- High Blood Pressure Slideshow Pictures
- Take the Salt Quiz!
- Lowering Blood Pressure Exercise Tips Pictures
Calcium channel blockers (CCBs)
Calcium is needed by all muscle cells, including those of the heart and muscles and surrounding arteries, in order for the cells to contract. CCBs inhibit the movement of calcium into muscle cells. The reduction in calcium reduces the force of the heart's muscular pumping action (cardiac contraction) and thereby reduces blood pressure. These medications also relax the muscle cells surrounding the arteries to further reduce blood pressure. Three major types of calcium channel blockers are available. One type is the dihydropyridines, which do not slow the heart rate or cause other abnormal heart rates or rhythms (cardiac arrhythmias). They are commonly used for treating high blood pressure and are very effective in reducing blood pressure in African Americans.
Common side effects of CCBs
- Water retention in the arm and legs (peripheral edema)
- Shortness of breath
This list is not does not include all side effects or adverse events for CCBs.This class of medicine also are used for other health conditions, for example:
- Migraine headache prevention
- Chest pain (angina)
- Abnormal heart beats
- Essential tremor
- Hypertrophic subaortic stenosis
- Portal hypertension
Examples of brand and generic names available for CCBs
- amlodipine (Norvasc)
- amlodipine and atorvastatin (Caduet)
- amlodipine and benazepril (Lotrel)
- amlodipine and valsartan (Exforge)

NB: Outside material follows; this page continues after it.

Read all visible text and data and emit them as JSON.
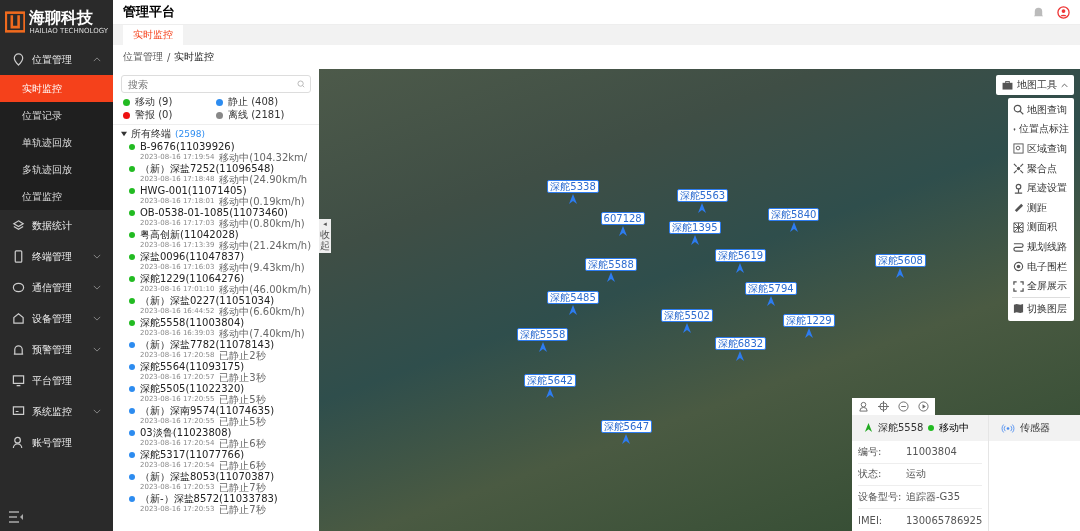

- amlodipine and telmisartan (Twynsta)
- amlodipine and olmesartan (Azor)
- amlodipine and olmesartan and hydrochlorothiazide (Tribenzor)
- amlodipine and aliskiren (Tekamlo has been discontinued in the US)
- amlodipine and aliskiren and hydrochlorothiazide (Amturnide has been discontinued in the US)
- amlodipine and perindopril (Prestalia)
- clevidipine (Cleviprex)
- diltiazem (Cardizem)
- felodipine (Plendil has been discontinued in the US)
- isradipine (Dynacirc has been discontinued in the US)
- nifedipine (Procardia, Procardia XL, Adalat CC, Afeditab)
- nicardipine (Cardene, Cardene SR)
- nimodipine (Nimotop has been discontinued in the US)
- nisoldipine (Sular)
- verapamil (Calan)
The other two types of CCBs are referred to as the non-dihydropyridine agents. One type is verapamil (Calan, Covera, Isoptin, Verelan) and the other is diltiazem (Cardizem, Tiazac, Dilacor, and Diltia).
Diuretics are among the oldest known medications for treating high blood pressure. They work in the tiny tubes (tubules) of the kidneys to promote the removal of salt from the body. Water (fluid) also is removed along with the salt; however, the exact mechanism whereby diuretics lower blood pressure is not clearly known. The leading theory is that they directly cause the muscles surrounding blood vessels to relax. Diuretics may be used alone for high blood pressure. More frequently, however, low doses of diuretics are used in combination with other medications for high blood pressure to enhance the effect of the other medications.
Common side effects of diruetics
- Low blood potassium
- Low blood pressure
- Increased blood glucose
- Increased level of uric acid
This list is not does not include all side effects or adverse events for diuretics.
This class of medicine also are used for other health conditions, for example:
Most commonly used diuretics to treat hypertension
- hydrochlorothiazide (Hydrodiuril)
- The loop diuretics furosemide (Lasix), bumetanide (Bumex), and torsemide (Demadex)
- The combination of triamterene and hydrochlorothiazide (Dyazide)
- metolazone (Zaroxolyn)
The thiazide drugs are related to sulfa drugs. For those individuals who are allergic to sulfa drugs, ethacrynic acid, a loop diuretic, is a good option. Diuretics probably should not be used in pregnant women.
Quick GuideHow to Lower Blood Pressure: Exercise Tips
Report Problems to the Food and Drug Administration
You are encouraged to report negative side effects of prescription drugs to the FDA. Visit the FDA MedWatch website or call 1-800-FDA-1088.
Need help identifying pills and medications?
Use the pill identifier tool on RxList.